ROANOKE, Va. - Democratic and Republican gubernatorial rivals, Terry McAuliffe and Ken Cuccinelli, respectively, are hoping to make headway with voters by tying their opponent to unpopular Washington, D.C. issues during their third and final debate Thursday night.
McAuliffe, a businessman and former head of the Democratic National Committee, currently leads Cuccinelli, the conservative Virginia attorney general, in recent polling by about 7 percentage points. According to a Quinnipiac University poll, Libertarian Party candidate Robert Sarvis earns 10 percent support, making his presence in the race a potential spoiler for Cuccinelli - but because of rules previously agreed upon by the two major party candidates, Sarvis is not allowed to participate in the debate.
Both McAuliffe and Cuccinelli are expected to bring their sharpest canned one-liners as they round the final campaign turn and head into Election Day on Nov. 5.
With the recent 16-day federal government shutdown serving as an example, McAuliffe hopes to paint Cuccinelli as just another tea party Republican driven more by political philosophy than a desire to effectively govern. Polls have shown Republicans taking a hit with the public for their role in the shutdown, though voters say they are largely disappointed with both parties.
But with the failed launch of the website key to implementing the Affordable Care Act dominating media coverage, Cuccinelli also has something to throw at McAuliffe, who was a major Democratic fundraiser before becoming a candidate himself. Cuccinelli was the first state attorney general to file a lawsuit against President Barack Obama's signature domestic policy, claiming it is unconstitutional. Despite the fact that the Supreme Court let the core of the law stand, Cuccinelli now is eager to claim credit for having the foresight to oppose the legislation.
While both sides have flooded the airwaves with advertising, McAuliffe is outspending Cuccinelli by a 2-1 margin on television, according to news reports. Former secretary of state and former Sen. Hillary Clinton took to the campaign trail for McAuliffe last weekend and former President Bill Clinton will headline for him this weekend. But still, there's concern among Democrats that despite his polling lead, the lukewarm feeling McAuliffe engenders from the public could lay the groundwork for an upset by Cuccinelli, who is relying on a motivated conservative base to maximize turnout.

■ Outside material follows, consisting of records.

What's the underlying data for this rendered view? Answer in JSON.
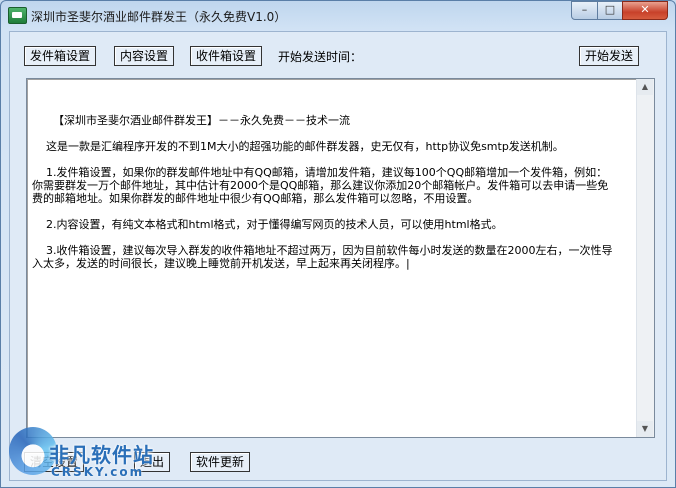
{
  "window": {
    "title": "深圳市圣斐尔酒业邮件群发王（永久免费V1.0）",
    "min_glyph": "–",
    "max_glyph": "□",
    "close_glyph": "✕"
  },
  "toolbar": {
    "sender_btn": "发件箱设置",
    "content_btn": "内容设置",
    "recipient_btn": "收件箱设置",
    "start_time_label": "开始发送时间：",
    "start_btn": "开始发送"
  },
  "content": {
    "text": "【深圳市圣斐尔酒业邮件群发王】－－永久免费－－技术一流\n\n    这是一款是汇编程序开发的不到1M大小的超强功能的邮件群发器，史无仅有，http协议免smtp发送机制。\n\n    1.发件箱设置，如果你的群发邮件地址中有QQ邮箱，请增加发件箱，建议每100个QQ邮箱增加一个发件箱，例如：你需要群发一万个邮件地址，其中估计有2000个是QQ邮箱，那么建议你添加20个邮箱帐户。发件箱可以去申请一些免费的邮箱地址。如果你群发的邮件地址中很少有QQ邮箱，那么发件箱可以忽略，不用设置。\n\n    2.内容设置，有纯文本格式和html格式，对于懂得编写网页的技术人员，可以使用html格式。\n\n    3.收件箱设置，建议每次导入群发的收件箱地址不超过两万，因为目前软件每小时发送的数量在2000左右，一次性导入太多，发送的时间很长，建议晚上睡觉前开机发送，早上起来再关闭程序。|"
  },
  "bottom": {
    "clear_btn": "清空设置",
    "exit_btn": "退出",
    "update_btn": "软件更新"
  },
  "watermark": {
    "text": "非凡软件站",
    "sub": "CRSKY.com"
  }
}
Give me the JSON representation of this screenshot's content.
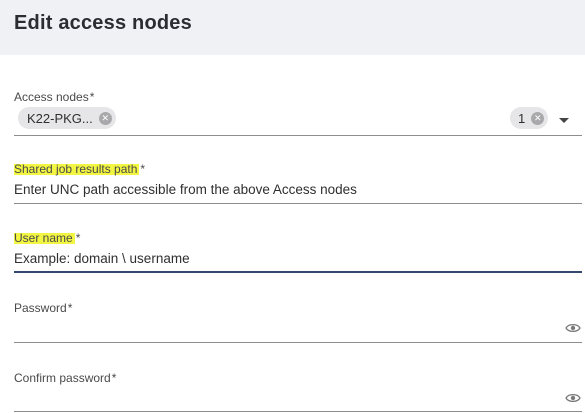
{
  "dialog": {
    "title": "Edit access nodes"
  },
  "fields": {
    "access_nodes": {
      "label": "Access nodes",
      "required": "*",
      "chip_label": "K22-PKG...",
      "count_label": "1"
    },
    "shared_path": {
      "label": "Shared job results path",
      "required": "*",
      "placeholder": "Enter UNC path accessible from the above Access nodes"
    },
    "user_name": {
      "label": "User name",
      "required": "*",
      "placeholder": "Example: domain \\ username"
    },
    "password": {
      "label": "Password",
      "required": "*",
      "placeholder": ""
    },
    "confirm_password": {
      "label": "Confirm password",
      "required": "*",
      "placeholder": ""
    }
  },
  "colors": {
    "header_bg": "#f0f1f5",
    "highlight": "#f2f542",
    "focus_underline": "#334a6e"
  },
  "icons": {
    "chip_remove": "x-circle-icon",
    "dropdown": "caret-down-icon",
    "show_password": "eye-icon"
  }
}
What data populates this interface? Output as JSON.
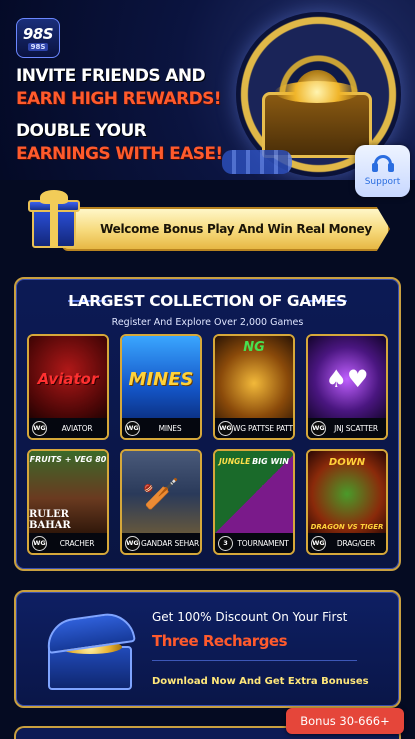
{
  "hero": {
    "logo_main": "98S",
    "logo_sub": "98S",
    "line1": "INVITE FRIENDS AND",
    "line2": "EARN HIGH REWARDS!",
    "line3": "DOUBLE YOUR",
    "line4": "EARNINGS WITH EASE!",
    "support_label": "Support",
    "support_icon": "headset-icon"
  },
  "welcome": {
    "label": "Welcome Bonus Play And Win Real Money",
    "icon": "gift-box-icon"
  },
  "games_panel": {
    "title": "LARGEST COLLECTION OF GAMES",
    "subtitle": "Register And Explore Over 2,000 Games",
    "tiles": [
      {
        "badge": "WG",
        "name": "AVIATOR",
        "art": "Aviator"
      },
      {
        "badge": "WG",
        "name": "MINES",
        "art": "MINES"
      },
      {
        "badge": "WG",
        "name": "WG PATTSE PATTI",
        "art": "NG"
      },
      {
        "badge": "WG",
        "name": "JNJ SCATTER",
        "art": ""
      },
      {
        "badge": "WG",
        "name": "CRACHER",
        "art_top": "FRUITS + VEG 80",
        "art_bottom": "RULER BAHAR"
      },
      {
        "badge": "WG",
        "name": "GANDAR SEHAR",
        "art": ""
      },
      {
        "badge": "3",
        "name": "TOURNAMENT",
        "art_top": "JUNGLE",
        "art_right": "BIG WIN"
      },
      {
        "badge": "WG",
        "name": "DRAG/GER",
        "art_top": "DOWN",
        "art_bottom": "DRAGON VS TIGER"
      }
    ]
  },
  "recharge": {
    "line1": "Get 100% Discount On Your First",
    "line2": "Three Recharges",
    "line3": "Download Now And Get Extra Bonuses"
  },
  "bonus_button": {
    "label": "Bonus 30-666+"
  },
  "colors": {
    "accent_orange": "#ff5a2c",
    "gold_border": "#c9a040",
    "panel_blue": "#0c1a55",
    "bonus_red": "#e5463a"
  }
}
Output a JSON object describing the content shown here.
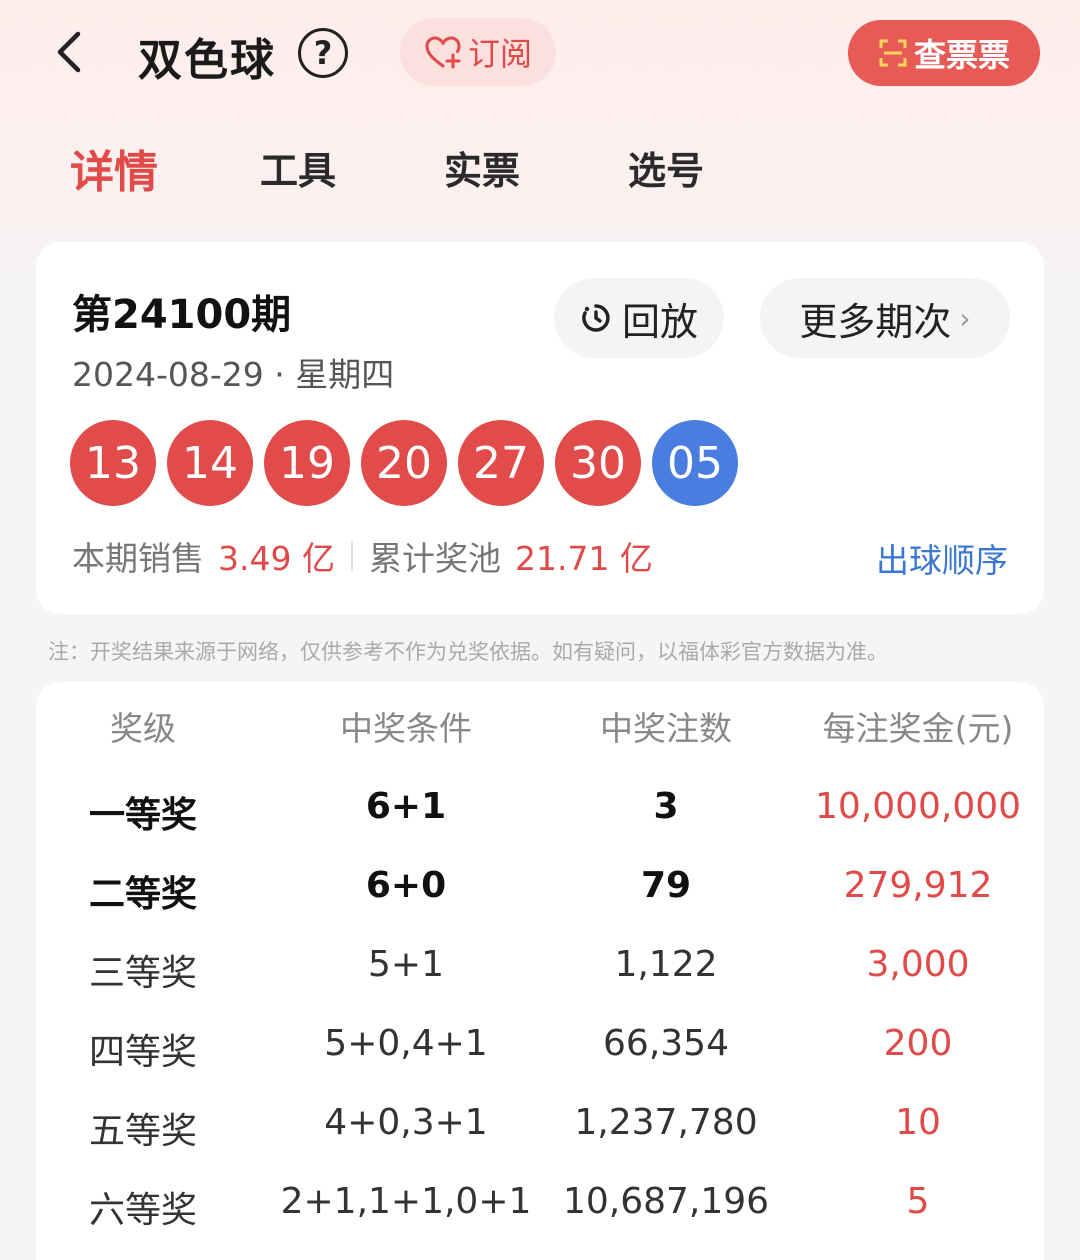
{
  "header": {
    "title": "双色球",
    "help_label": "?",
    "subscribe_label": "订阅",
    "check_ticket_label": "查票票"
  },
  "tabs": [
    {
      "label": "详情",
      "active": true
    },
    {
      "label": "工具",
      "active": false
    },
    {
      "label": "实票",
      "active": false
    },
    {
      "label": "选号",
      "active": false
    }
  ],
  "draw": {
    "issue": "第24100期",
    "date": "2024-08-29 · 星期四",
    "replay_label": "回放",
    "more_label": "更多期次",
    "red_balls": [
      "13",
      "14",
      "19",
      "20",
      "27",
      "30"
    ],
    "blue_ball": "05",
    "sales_label": "本期销售",
    "sales_value": "3.49 亿",
    "pool_label": "累计奖池",
    "pool_value": "21.71 亿",
    "order_label": "出球顺序"
  },
  "note": "注：开奖结果来源于网络，仅供参考不作为兑奖依据。如有疑问，以福体彩官方数据为准。",
  "prize_table": {
    "headers": [
      "奖级",
      "中奖条件",
      "中奖注数",
      "每注奖金(元)"
    ],
    "rows": [
      {
        "level": "一等奖",
        "condition": "6+1",
        "count": "3",
        "amount": "10,000,000"
      },
      {
        "level": "二等奖",
        "condition": "6+0",
        "count": "79",
        "amount": "279,912"
      },
      {
        "level": "三等奖",
        "condition": "5+1",
        "count": "1,122",
        "amount": "3,000"
      },
      {
        "level": "四等奖",
        "condition": "5+0,4+1",
        "count": "66,354",
        "amount": "200"
      },
      {
        "level": "五等奖",
        "condition": "4+0,3+1",
        "count": "1,237,780",
        "amount": "10"
      },
      {
        "level": "六等奖",
        "condition": "2+1,1+1,0+1",
        "count": "10,687,196",
        "amount": "5"
      }
    ]
  },
  "colors": {
    "accent_red": "#e04a48",
    "ball_red": "#e14c4a",
    "ball_blue": "#4a7de0",
    "link_blue": "#3b78d6"
  }
}
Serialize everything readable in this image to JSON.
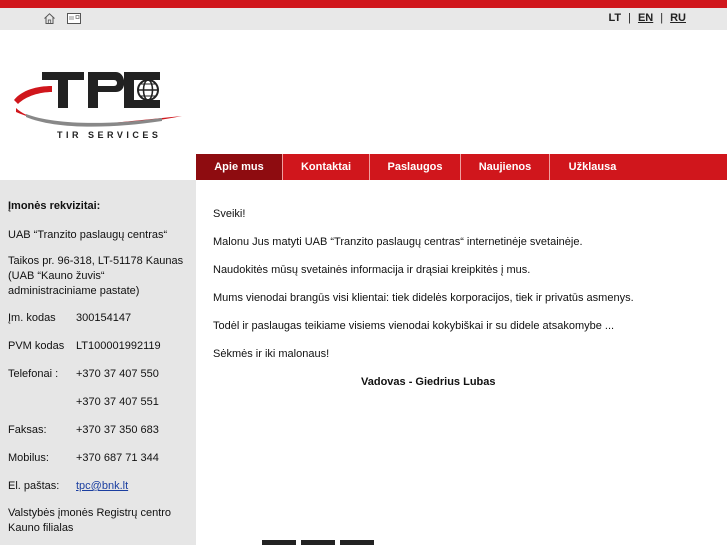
{
  "topbar": {
    "icons": [
      "home-icon",
      "mail-icon"
    ],
    "languages": [
      {
        "label": "LT"
      },
      {
        "label": "EN"
      },
      {
        "label": "RU"
      }
    ],
    "separator": "|"
  },
  "logo": {
    "brand": "TPC",
    "tagline": "TIR SERVICES"
  },
  "nav": {
    "items": [
      {
        "label": "Apie mus"
      },
      {
        "label": "Kontaktai"
      },
      {
        "label": "Paslaugos"
      },
      {
        "label": "Naujienos"
      },
      {
        "label": "Užklausa"
      }
    ]
  },
  "sidebar": {
    "title": "Įmonės rekvizitai:",
    "company": "UAB “Tranzito paslaugų centras“",
    "address": "Taikos pr. 96-318, LT-51178 Kaunas (UAB “Kauno žuvis“ administraciniame pastate)",
    "rows": [
      {
        "label": "Įm. kodas",
        "value": "300154147"
      },
      {
        "label": "PVM kodas",
        "value": "LT100001992119"
      },
      {
        "label": "Telefonai :",
        "value": "+370 37 407 550"
      },
      {
        "label": "",
        "value": "+370 37 407 551"
      },
      {
        "label": "Faksas:",
        "value": "+370 37 350 683"
      },
      {
        "label": "Mobilus:",
        "value": "+370 687 71 344"
      },
      {
        "label": "El. paštas:",
        "value": "tpc@bnk.lt"
      }
    ],
    "registry": "Valstybės įmonės Registrų centro Kauno filialas"
  },
  "content": {
    "paragraphs": [
      "Sveiki!",
      "Malonu Jus matyti UAB “Tranzito paslaugų centras“ internetinėje svetainėje.",
      "Naudokitės mūsų svetainės informacija ir drąsiai kreipkitės į mus.",
      "Mums vienodai brangūs visi klientai: tiek didelės korporacijos, tiek ir privatūs asmenys.",
      "Todėl ir paslaugas teikiame visiems vienodai kokybiškai ir su didele atsakomybe ...",
      "Sėkmės ir iki malonaus!"
    ],
    "signature": "Vadovas - Giedrius Lubas"
  },
  "colors": {
    "brand_red": "#d0161c",
    "active_tab": "#8e0c10",
    "sidebar_bg": "#e6e6e6",
    "topbar_bg": "#e8e8e8"
  }
}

So Cuccinelli has much to gain with a positive performance in the Thursday night debate, while McAuliffe has much to lose.